How does Florida decide child custody?

When parents divorce in Florida, they have the opportunity to create a custody and parenting plan that addresses both the needs of the child and their rights as parents. When former spouses are unable to agree, however, the family court judge decides on behalf of the family. 

Learn more about the factors the state uses to determine child custody. 

Types of custody 

Florida recognizes both legal and physical child custody. The court usually orders shared legal custody, which is the ability of each parent to make important decisions on the child’s behalf. Although the presumption in Florida is for shared physical custody, the exact parenting time schedule depends on the specific needs of the child and the family. 

Safety and health of the child 

Florida favors parenting arrangements in which both parents share responsibility for raising and caring for their children. The exception occurs when one parent has a history of neglect, abandonment, child abuse or domestic violence. The judge will also consider whether each parent is mentally and physically able to care for the child, including any history of or current substance use. 

In addition to a child’s physical health and safety, parents must demonstrate attention to the child’s emotional and developmental needs. Factors in this type of support include consistent discipline, knowledge of the child’s daily life, the ability to provide routines, and whether the child can emotionally handle a schedule involving equal time with both parents. 

Communication and co-parenting 

Parents must demonstrate a willingness to encourage a healthy relationship between the other parent and the child. This includes adherence to any existing time-sharing schedule, communication about important events and milestones in the child’s life as well as schedule changes, and whether either parent disparages the other in front of the child. 

Parents must present the court with a parenting plan, which will be legally binding if the judge approves. This document should include details about sharing time and responsibilities of parenting and information about how the parents will communicate with one another. 

How can you divide an IRA in a divorce?

When you and your spouse are preparing for the property division phase of your Florida divorce, the inventory of your retirement accounts may have you feeling a little nervous. You may feel that it would be better to trade other assets in order to keep accounts intact and avoid penalties, and in some cases, that may be the way to go if you and your spouse can agree.

But different types of retirement accounts have different rules for how they can be divided in divorce. While some of them incur penalties, fortunately, your IRA does not.

According to the Entrust Group, the IRS will allow you to take certain actions with your IRA withoutpenalizing or taxing you for them. These both involve transfers:

       Transfer Incident to Divorce: This is a direct transfer. Through a domestic relations order from the court, your former spouse may make a request to the financial institution to have the funds transferred to his or her name.

       Renaming: Instead of your former spouse requesting a transfer, you create a new account and change the name on the original account to your ex’s. Then you transfer the amount of the funds that you are keeping to the new account. If your divorce settlement states that the entire account will become your former spouse’s property, then all you have to do is change the name from yours to his or hers.

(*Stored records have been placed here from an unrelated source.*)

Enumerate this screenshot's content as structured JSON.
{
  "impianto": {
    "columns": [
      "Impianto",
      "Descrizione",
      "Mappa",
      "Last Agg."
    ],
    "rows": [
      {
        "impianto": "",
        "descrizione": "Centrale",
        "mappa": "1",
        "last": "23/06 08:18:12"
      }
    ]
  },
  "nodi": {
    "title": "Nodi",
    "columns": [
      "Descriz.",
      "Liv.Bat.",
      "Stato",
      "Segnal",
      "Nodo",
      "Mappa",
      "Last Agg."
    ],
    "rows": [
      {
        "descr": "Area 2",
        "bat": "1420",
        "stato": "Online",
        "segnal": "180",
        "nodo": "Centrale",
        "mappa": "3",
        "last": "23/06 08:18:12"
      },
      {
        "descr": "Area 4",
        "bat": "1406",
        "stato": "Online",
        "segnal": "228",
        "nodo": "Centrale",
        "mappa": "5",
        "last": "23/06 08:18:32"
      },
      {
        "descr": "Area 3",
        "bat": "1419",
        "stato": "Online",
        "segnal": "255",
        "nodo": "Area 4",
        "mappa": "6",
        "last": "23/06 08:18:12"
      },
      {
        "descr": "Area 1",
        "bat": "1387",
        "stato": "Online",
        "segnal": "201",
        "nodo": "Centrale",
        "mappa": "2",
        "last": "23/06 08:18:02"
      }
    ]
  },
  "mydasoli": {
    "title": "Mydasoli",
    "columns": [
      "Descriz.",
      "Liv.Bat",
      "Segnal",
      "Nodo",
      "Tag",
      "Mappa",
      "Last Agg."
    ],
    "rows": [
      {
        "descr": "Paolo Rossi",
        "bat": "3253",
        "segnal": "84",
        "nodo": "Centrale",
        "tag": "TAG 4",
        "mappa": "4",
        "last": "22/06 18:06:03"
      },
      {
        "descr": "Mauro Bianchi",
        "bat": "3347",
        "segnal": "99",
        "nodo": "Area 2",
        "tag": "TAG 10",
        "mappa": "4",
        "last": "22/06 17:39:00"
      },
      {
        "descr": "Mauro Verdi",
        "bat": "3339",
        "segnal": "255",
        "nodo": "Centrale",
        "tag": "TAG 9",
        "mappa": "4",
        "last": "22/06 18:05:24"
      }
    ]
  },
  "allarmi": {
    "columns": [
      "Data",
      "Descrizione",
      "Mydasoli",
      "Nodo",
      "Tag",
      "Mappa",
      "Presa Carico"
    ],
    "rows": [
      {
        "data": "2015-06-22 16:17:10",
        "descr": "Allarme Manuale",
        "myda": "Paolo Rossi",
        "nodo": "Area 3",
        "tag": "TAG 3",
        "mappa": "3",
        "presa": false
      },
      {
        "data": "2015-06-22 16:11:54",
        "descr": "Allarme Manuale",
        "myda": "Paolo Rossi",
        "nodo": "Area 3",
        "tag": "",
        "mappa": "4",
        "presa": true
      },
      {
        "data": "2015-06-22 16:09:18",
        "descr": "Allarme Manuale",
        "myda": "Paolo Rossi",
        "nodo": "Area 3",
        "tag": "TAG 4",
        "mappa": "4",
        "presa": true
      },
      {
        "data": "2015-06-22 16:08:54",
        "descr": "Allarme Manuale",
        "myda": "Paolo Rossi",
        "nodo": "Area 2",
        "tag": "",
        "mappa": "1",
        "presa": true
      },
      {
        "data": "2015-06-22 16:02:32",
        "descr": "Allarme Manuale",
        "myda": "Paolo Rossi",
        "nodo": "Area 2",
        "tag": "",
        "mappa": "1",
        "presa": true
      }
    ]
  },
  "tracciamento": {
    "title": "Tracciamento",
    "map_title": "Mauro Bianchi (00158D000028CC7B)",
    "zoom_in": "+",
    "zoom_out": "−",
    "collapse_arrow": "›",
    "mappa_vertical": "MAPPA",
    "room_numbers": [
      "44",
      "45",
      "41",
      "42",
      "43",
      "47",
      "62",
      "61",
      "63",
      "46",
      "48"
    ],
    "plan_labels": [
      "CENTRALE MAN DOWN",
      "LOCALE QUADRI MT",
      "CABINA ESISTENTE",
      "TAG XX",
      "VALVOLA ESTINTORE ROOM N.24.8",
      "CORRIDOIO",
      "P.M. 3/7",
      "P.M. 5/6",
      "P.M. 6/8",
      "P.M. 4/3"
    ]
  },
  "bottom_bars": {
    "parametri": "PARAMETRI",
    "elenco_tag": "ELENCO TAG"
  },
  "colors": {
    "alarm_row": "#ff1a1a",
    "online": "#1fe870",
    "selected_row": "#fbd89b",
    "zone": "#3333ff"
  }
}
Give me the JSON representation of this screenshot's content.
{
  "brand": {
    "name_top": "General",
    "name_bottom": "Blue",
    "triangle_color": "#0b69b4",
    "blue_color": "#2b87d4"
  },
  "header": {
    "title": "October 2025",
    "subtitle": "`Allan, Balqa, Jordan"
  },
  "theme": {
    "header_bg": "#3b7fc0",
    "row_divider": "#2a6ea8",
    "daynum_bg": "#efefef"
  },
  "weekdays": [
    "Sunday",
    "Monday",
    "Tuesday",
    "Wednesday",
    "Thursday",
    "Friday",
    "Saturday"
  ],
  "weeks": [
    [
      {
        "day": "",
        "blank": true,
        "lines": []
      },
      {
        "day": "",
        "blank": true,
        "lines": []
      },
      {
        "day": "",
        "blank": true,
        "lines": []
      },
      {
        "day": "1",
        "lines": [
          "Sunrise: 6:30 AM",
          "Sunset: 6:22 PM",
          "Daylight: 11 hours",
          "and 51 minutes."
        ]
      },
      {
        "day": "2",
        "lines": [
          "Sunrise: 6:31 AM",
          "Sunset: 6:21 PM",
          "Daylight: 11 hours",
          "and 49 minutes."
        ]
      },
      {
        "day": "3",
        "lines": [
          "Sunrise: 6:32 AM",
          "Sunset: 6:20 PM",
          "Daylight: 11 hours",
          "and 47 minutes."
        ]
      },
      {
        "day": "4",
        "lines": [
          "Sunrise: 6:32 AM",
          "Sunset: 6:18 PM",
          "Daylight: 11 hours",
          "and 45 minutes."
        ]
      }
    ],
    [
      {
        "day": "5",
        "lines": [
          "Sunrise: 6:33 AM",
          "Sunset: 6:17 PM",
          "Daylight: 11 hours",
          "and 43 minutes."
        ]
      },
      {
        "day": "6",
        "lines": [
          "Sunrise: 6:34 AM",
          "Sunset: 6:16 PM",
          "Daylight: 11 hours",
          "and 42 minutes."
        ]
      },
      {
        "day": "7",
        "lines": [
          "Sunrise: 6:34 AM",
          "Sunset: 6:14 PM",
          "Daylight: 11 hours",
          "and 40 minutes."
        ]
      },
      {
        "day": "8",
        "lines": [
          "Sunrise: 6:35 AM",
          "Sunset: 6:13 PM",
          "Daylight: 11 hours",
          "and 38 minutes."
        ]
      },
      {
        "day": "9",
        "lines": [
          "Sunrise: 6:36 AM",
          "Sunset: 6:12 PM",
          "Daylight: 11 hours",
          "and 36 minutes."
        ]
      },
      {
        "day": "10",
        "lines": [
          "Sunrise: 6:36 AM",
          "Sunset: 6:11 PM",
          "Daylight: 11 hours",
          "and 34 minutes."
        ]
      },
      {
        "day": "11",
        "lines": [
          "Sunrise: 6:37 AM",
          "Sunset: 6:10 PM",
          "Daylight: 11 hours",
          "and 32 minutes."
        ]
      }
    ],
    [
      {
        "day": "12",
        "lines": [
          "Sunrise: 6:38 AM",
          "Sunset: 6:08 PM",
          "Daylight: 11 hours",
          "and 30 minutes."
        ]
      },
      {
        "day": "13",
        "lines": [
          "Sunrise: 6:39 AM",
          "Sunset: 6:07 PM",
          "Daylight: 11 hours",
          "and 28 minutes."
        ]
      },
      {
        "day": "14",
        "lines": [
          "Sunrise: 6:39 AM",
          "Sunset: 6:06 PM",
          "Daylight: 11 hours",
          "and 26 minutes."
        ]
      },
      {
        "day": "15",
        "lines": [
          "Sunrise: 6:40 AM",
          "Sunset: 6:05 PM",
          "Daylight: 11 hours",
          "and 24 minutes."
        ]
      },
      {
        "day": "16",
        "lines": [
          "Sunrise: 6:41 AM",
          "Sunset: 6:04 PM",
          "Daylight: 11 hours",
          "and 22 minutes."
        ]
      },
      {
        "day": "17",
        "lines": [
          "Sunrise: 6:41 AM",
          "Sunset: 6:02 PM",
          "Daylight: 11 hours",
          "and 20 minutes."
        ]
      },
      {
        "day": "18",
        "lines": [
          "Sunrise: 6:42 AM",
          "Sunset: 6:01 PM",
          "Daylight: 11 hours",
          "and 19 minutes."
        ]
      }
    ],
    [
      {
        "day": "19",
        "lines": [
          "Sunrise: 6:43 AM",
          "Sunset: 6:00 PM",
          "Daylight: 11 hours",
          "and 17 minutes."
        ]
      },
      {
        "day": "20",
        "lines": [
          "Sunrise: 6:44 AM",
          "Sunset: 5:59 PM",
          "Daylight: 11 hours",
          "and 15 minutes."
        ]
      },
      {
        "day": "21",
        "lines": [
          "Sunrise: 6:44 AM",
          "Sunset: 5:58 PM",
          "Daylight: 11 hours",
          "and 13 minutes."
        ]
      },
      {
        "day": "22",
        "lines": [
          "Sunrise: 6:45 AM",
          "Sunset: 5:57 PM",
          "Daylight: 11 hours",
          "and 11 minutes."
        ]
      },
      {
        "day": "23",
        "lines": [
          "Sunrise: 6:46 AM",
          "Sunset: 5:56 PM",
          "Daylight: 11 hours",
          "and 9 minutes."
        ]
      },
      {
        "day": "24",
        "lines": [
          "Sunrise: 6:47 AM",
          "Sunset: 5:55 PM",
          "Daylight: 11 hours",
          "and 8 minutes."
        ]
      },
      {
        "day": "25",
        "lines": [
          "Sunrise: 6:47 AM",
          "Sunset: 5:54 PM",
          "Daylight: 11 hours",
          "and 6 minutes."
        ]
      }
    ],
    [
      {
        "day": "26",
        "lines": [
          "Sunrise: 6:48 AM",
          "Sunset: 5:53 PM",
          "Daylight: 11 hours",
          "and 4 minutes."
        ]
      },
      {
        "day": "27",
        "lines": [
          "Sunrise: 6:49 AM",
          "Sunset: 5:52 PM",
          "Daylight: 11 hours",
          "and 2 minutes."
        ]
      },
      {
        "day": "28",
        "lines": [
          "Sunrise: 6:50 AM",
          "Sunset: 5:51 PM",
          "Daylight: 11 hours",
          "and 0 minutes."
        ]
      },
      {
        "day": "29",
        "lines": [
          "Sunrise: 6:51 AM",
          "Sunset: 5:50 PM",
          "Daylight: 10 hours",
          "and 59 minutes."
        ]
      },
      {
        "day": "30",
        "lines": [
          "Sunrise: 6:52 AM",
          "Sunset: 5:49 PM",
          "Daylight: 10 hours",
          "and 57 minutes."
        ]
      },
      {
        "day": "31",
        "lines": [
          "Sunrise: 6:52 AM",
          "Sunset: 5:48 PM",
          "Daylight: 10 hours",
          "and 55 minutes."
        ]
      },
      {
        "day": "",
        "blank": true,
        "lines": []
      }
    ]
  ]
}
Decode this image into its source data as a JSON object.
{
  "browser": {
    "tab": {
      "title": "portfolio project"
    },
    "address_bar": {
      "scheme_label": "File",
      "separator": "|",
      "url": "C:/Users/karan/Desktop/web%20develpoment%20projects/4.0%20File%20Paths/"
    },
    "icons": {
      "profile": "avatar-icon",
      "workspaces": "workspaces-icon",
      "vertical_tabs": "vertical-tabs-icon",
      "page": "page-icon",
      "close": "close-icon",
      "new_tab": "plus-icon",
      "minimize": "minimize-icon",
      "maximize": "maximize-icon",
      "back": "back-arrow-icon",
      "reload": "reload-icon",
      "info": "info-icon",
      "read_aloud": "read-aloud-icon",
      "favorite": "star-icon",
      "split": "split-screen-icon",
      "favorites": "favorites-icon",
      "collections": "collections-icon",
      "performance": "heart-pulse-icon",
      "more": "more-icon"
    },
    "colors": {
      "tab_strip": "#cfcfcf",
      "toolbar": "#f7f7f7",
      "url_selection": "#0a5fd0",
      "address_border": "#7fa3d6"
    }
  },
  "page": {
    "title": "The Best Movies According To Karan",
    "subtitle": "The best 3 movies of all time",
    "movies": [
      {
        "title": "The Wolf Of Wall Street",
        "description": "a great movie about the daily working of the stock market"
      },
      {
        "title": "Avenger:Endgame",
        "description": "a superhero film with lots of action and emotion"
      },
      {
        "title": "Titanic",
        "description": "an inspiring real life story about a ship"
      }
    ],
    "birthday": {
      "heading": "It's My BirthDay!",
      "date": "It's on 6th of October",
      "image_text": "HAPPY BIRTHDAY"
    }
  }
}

Because your situation is unique, there may be some aspects that would make one of these division methods less advantageous. Therefore, this general information should not be interpreted as legal advice.